In the records below, tally each line that contains the word "JSON" and give the total only.

◆ **Records from a dataset**
[Start of Attachment]
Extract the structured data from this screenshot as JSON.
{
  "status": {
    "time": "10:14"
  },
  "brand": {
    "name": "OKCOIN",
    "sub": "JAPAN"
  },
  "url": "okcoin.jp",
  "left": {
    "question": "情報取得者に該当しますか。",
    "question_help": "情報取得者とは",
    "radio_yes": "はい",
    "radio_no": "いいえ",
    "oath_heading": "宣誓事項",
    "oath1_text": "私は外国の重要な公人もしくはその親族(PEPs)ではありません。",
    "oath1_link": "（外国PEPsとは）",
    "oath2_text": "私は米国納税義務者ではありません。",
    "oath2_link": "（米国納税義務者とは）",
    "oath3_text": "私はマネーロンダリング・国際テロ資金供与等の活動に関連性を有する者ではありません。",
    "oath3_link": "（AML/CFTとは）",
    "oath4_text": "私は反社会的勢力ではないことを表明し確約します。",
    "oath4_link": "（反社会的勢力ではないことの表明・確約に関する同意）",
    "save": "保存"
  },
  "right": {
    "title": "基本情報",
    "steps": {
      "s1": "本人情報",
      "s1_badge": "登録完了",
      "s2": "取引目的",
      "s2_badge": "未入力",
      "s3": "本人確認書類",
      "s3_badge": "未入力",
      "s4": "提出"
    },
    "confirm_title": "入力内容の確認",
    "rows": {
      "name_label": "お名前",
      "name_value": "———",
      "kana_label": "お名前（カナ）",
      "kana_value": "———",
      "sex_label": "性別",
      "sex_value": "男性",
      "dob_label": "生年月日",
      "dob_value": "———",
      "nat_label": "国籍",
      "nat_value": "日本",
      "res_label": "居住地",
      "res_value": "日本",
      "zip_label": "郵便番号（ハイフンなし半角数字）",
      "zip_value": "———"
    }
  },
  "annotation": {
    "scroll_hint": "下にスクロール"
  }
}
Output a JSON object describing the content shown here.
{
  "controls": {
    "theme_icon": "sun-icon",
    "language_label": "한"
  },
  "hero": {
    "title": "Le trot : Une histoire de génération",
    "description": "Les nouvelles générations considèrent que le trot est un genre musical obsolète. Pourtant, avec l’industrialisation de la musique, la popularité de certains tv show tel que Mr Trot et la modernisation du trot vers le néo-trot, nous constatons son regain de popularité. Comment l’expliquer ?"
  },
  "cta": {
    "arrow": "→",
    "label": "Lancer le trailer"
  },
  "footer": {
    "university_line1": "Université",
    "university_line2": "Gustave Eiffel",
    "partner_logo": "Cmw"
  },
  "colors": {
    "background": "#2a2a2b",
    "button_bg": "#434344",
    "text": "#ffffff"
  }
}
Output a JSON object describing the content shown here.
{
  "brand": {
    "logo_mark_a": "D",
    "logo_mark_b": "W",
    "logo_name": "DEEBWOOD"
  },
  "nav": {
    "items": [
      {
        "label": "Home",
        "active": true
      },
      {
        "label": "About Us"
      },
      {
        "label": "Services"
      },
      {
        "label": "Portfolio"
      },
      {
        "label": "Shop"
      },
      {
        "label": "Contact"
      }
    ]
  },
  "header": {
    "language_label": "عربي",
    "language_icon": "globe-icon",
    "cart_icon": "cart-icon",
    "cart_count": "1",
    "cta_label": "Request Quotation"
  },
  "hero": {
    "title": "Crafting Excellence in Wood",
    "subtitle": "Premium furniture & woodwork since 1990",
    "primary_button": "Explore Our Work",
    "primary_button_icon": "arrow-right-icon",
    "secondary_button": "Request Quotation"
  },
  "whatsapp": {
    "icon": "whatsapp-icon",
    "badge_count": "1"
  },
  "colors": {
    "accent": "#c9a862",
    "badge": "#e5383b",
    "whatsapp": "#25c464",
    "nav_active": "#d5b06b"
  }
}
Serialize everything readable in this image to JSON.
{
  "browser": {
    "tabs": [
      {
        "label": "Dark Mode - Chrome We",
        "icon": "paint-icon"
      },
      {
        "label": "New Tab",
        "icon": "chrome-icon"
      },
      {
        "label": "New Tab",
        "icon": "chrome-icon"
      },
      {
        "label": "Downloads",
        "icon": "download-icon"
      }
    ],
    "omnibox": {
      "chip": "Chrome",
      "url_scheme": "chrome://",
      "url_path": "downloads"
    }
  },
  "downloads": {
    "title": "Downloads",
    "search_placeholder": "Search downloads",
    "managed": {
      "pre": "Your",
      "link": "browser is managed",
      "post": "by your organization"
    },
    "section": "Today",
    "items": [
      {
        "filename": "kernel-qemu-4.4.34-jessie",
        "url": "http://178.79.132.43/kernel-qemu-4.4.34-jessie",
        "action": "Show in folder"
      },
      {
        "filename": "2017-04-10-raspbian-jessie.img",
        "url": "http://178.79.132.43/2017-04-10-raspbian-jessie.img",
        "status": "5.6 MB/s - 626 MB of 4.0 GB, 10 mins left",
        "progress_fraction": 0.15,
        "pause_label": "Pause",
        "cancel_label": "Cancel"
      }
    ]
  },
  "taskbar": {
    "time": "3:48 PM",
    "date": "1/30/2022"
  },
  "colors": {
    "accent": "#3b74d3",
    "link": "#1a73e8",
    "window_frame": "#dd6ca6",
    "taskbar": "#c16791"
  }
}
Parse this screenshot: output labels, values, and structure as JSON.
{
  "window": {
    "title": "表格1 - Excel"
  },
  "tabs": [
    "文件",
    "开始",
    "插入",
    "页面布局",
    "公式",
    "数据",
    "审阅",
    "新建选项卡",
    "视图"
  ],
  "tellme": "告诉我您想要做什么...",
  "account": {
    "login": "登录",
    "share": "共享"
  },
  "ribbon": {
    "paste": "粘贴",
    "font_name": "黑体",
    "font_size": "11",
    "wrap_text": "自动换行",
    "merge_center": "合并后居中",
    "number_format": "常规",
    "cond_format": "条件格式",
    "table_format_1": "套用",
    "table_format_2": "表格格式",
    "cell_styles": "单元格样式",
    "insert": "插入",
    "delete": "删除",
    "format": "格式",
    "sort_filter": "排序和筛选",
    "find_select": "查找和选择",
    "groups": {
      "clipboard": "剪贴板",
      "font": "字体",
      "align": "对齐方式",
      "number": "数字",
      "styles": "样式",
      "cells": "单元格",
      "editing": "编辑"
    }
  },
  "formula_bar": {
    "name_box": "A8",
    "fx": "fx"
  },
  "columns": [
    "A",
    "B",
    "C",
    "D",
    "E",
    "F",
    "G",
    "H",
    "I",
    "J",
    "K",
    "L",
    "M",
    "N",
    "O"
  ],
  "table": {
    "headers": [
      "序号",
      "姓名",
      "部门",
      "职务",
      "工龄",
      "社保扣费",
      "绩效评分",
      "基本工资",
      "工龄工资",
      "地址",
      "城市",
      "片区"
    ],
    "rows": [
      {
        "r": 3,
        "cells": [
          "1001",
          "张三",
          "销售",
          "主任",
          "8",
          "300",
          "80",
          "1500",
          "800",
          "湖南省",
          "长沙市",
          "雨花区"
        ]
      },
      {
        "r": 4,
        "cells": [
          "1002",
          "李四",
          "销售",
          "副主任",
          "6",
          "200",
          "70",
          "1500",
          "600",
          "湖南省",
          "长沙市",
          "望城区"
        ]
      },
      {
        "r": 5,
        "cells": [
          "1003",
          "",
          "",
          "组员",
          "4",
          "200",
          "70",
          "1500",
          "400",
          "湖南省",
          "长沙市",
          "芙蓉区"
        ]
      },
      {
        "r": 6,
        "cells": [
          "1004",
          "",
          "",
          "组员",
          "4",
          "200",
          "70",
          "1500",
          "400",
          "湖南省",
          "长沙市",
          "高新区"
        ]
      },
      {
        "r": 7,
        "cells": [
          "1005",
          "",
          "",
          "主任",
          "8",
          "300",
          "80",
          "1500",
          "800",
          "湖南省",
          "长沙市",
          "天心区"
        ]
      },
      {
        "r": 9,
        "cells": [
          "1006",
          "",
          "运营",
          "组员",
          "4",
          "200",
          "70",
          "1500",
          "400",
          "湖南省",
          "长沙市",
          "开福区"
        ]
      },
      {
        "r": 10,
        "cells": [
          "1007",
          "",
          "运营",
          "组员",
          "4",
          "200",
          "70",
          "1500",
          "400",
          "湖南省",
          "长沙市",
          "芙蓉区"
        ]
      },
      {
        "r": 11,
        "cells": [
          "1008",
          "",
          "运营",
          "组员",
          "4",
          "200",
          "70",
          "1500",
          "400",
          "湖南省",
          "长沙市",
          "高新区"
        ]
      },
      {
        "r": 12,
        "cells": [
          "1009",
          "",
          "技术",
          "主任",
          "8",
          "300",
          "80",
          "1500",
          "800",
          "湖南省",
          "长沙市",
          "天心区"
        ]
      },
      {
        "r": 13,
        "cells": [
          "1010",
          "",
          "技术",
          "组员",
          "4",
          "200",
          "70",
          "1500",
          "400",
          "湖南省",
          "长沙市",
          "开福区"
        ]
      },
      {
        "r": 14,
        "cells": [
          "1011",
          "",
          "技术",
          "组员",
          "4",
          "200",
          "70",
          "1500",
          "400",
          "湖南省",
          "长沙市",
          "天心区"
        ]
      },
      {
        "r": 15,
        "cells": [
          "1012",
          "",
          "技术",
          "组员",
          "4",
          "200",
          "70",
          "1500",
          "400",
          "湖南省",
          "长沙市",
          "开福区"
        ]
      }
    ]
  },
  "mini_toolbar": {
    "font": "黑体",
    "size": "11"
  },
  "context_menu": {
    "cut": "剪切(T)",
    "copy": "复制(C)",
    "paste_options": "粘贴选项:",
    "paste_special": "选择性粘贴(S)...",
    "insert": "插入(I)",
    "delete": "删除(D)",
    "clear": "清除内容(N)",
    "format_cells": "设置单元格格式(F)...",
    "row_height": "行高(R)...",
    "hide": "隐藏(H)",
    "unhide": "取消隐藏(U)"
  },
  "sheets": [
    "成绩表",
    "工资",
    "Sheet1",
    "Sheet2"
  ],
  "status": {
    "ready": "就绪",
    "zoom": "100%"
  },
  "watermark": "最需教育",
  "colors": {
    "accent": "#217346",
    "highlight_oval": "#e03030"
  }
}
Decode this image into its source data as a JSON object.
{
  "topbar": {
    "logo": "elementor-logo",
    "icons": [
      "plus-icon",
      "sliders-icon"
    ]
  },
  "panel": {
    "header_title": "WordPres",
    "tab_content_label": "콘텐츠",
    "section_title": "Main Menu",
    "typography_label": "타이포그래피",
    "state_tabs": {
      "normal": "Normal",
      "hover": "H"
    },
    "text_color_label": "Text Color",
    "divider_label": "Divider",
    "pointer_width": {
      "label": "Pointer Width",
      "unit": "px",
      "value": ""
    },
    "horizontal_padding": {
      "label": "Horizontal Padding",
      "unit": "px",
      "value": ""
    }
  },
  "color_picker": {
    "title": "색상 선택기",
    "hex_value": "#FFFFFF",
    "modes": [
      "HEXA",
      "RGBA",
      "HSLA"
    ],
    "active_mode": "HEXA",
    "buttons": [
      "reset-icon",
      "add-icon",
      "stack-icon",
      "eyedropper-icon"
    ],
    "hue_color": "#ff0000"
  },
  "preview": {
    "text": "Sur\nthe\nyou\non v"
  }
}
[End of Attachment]
◆ **Solved problem**
6